He gives mercy to the once merciless.

He gives forgiveness to the condemned.

He gives the water of life to the thirsty, that they may never thirst again.

He gives the bread of life to those starving in soul.

He gives holiness to those that are defiled and dirty.

He gives glory to those clothed in dishonor.

You were bought with a price, and Christ willingly paid that Price, at the cost of his own life. Christ gives what only he can give, and he gives it liberally, generously, because of his affection for his beloved.

Lastly, we said that True love is willing to suffer for the beloved, and herein we see the apex of Christ’s glory.

He who knew no sin, became sin, so that in him we might become the righteousness of God.

Or, Indeed, as the gospel of John tells us: greater love has no man than this, that he lay down his life for his friends.

Do you want to know what true love looks like? Look at Jesus. Look at the cost. Look at his condescension, his coming down, at his taking up the servant’s towel and the wash basin to wash the feet of those whom he loves.

Therein, in the face of Jesus, you will see what true love looks like. And when you’re trusting in him, your own heart can be stirred. We love because he first loved us, John says. And it’s only when we get our relationship with Jesus right, with the true bridegroom, that we’ll ever be able to make progress in our own marriages now.

Your love is better than wine indeed.

But how do we get this kind of love? If it is indeed so desirable, if we find Christ’s love lovely, how do we experience it? Let’s look at verse 4 and see the means of our communion.

Draw me after you; let us run.
The king has brought me into his chambers.

The bride has a plea, a prayer even. Draw me after you. Take me with you, you could translate it. Let’s go away and be together. Such romantic language is evocative. It is fitting. The beloved and the lover delight in their presence, and long for communion and intimacy.

And such a prayer is also fitting for the Bride of Christ. We long for communion with Christ. And such communion is possible only through faith. Trusting in Christ and renouncing our allegiance to all other lovers, all other idols that might draw our affection away from Jesus.

Do you long to feel loved, to feel protected and cherished, then trust in Christ. Believe in him. Hear of his love, how he cherishes his bride, how he washes her and makes her clean through his word, how he adorns her with jewels and precious ointments. He delights in her, because she is made lovely through his own love.

And this prayer isn’t just for the start of the Christian life. Many of us have gone through seasons where we feel distant from Christ. We feel coldness, we feel lethargic in soul, distant from the one who used to captivate us.

When we feel that way, this should be our prayer: Draw me after you, and let us run.

Pull me back, Lord Jesus. Give me that sweet communion that we used to have. Help my soul to cherish no other before thee, and grant me that fellowship.
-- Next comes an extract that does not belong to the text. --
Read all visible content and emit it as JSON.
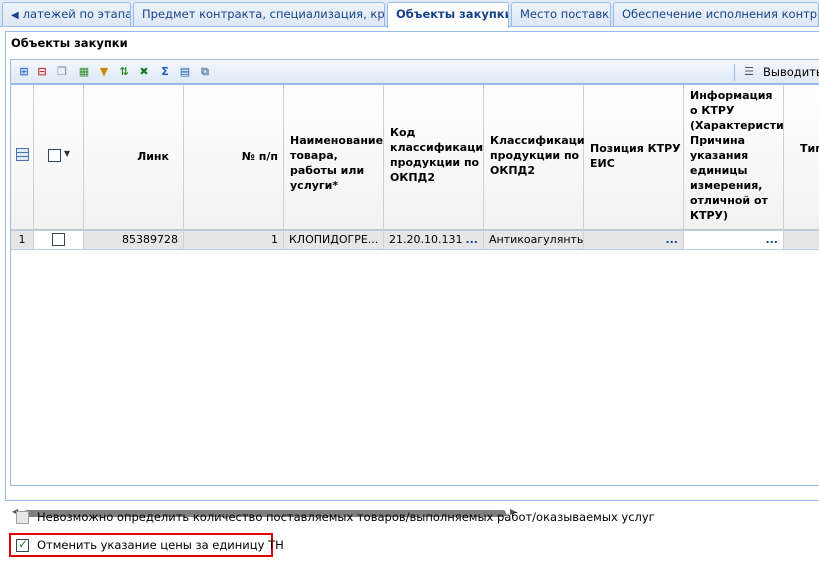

Let me taste again of your love, which is better for me than wine. Let me smell again of the sweet anointing oil of the Holy Spirit. Bring me to you, that I may never flee from your arms again.

That’s the cry we should make, the prayer we should pray.
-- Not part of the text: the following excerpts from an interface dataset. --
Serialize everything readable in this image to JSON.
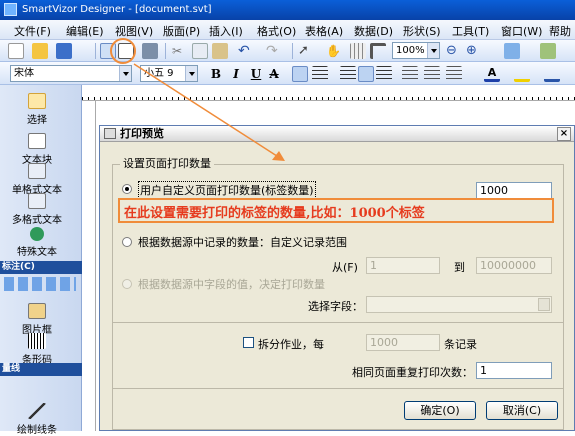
{
  "app": {
    "title": "SmartVizor Designer - [document.svt]"
  },
  "menu": [
    "文件(F)",
    "编辑(E)",
    "视图(V)",
    "版面(P)",
    "插入(I)",
    "格式(O)",
    "表格(A)",
    "数据(D)",
    "形状(S)",
    "工具(T)",
    "窗口(W)",
    "帮助"
  ],
  "toolbar": {
    "zoom": "100%",
    "font_name": "宋体",
    "font_size": "小五 9",
    "bold": "B",
    "italic": "I",
    "underline": "U",
    "strike": "A"
  },
  "left_panel": {
    "tools": [
      "选择",
      "文本块",
      "单格式文本",
      "多格式文本",
      "特殊文本",
      "图片框",
      "条形码",
      "绘制线条"
    ],
    "headers": [
      "标注(C)",
      "量线"
    ]
  },
  "dialog": {
    "title": "打印预览",
    "close": "×",
    "group_title": "设置页面打印数量",
    "option1_label": "用户自定义页面打印数量(标签数量)",
    "option1_value": "1000",
    "option2_label": "根据数据源中记录的数量：自定义记录范围",
    "from_label": "从(F)",
    "from_value": "1",
    "to_label": "到",
    "to_value": "10000000",
    "option3_label": "根据数据源中字段的值，决定打印数量",
    "select_field_label": "选择字段：",
    "split_label": "拆分作业，每",
    "split_value": "1000",
    "split_unit": "条记录",
    "repeat_label": "相同页面重复打印次数：",
    "repeat_value": "1",
    "ok": "确定(O)",
    "cancel": "取消(C)"
  },
  "annotation": {
    "text": "在此设置需要打印的标签的数量,比如：1000个标签",
    "color": "#e63b1e",
    "box_color": "#f08c3a"
  },
  "colors": {
    "titlebar": "#0a5fd8",
    "dialog_bg": "#ece9d8"
  }
}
And one of the comforts that Christ has given to his bride is the promise that he will be with us, unto the end of the age. Even when Christ FEELS far from us, the table of the king reminds us that he is not ever far from his bride.

He sustains us, even through the desert of this age. He feeds us, by reminding of the sacrifice he made on our behalf.

If you’re trusting in Christ and cherishing communion with him, devoted to his word, and to the fellowship of the church, and to the breaking of bread at the table, and to prayers, then join us in the taking of these elements at the Kings table.

But if you do not have Christ as your king, then first be united to him by believing, and join yourself to his bride in the local church, then you can share in communion with us at the table.

I’ll pray, and then we’ll come up to the front through the center aisle, and then make our way back to our seats along the edge. We’ll also have someone walking around with the plates for anyone who can’t make it up to the front.

Let’ pray.


You might also like...